The period 1038-1227 saw the rise and fall of the Western Xia, an empire founded by an ethnic nomadic clan that was locked in armed confrontation with the Song, Liao and Jin dynasties. Its territory extended east to Shanxi and Gansu, west to Yumen, north to the gobi deserts, and south to the Jishi Mountain. The present-day Yinchuan, known as Xingqing Circuit, was the capital of the Western Xia.
The clan was none other than the noble Dangxiang family of the Topa Tartars. Its leader, Li Yuanhao, had an altar built in Xingqing Circuit and a holy ceremony held on it to proclaim himself king of the Western Xia in 1038. The dynasty, ruled by a total of ten kings, was powerful enough to confront the other two powers, the Song and the Liao, for almost two centuries.
This influential kingdom, however, remains something of an age-old enigma, owing to the fact that it is seldom mentioned in Chinese history books.
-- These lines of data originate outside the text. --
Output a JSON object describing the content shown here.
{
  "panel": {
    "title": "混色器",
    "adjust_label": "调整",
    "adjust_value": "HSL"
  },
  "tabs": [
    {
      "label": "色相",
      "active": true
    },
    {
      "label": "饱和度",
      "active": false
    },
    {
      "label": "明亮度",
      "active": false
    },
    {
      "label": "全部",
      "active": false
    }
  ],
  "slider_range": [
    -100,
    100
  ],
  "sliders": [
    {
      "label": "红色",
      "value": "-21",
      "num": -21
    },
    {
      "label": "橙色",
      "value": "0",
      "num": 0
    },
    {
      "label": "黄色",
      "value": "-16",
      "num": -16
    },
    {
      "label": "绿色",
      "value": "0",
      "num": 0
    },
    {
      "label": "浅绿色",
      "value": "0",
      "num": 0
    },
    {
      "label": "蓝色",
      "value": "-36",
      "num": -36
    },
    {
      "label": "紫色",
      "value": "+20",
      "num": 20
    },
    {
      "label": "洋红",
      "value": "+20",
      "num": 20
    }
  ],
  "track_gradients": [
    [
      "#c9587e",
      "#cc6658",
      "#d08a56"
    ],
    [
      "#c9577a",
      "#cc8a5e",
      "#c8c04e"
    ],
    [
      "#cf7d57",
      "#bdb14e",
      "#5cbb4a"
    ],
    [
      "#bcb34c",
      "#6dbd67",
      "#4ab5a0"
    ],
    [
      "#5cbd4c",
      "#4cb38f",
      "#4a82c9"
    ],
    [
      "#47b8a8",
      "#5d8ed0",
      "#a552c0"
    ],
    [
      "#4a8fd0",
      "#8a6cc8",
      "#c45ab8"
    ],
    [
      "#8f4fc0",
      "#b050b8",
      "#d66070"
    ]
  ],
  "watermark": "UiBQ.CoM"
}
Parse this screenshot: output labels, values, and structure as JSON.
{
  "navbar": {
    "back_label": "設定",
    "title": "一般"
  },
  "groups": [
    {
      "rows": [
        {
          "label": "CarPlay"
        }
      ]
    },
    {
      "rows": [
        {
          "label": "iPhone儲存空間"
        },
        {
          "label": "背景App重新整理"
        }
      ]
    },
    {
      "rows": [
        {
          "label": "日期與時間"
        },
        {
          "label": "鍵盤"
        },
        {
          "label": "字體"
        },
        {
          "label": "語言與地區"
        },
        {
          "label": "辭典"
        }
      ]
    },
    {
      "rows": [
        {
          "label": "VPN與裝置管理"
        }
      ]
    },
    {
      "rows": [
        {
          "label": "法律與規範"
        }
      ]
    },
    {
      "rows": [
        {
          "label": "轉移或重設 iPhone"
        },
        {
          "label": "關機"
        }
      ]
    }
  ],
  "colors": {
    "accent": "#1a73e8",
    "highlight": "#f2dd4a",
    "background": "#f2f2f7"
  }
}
Only a small number of artefacts are extant to testify for the kingdoms splendid culture.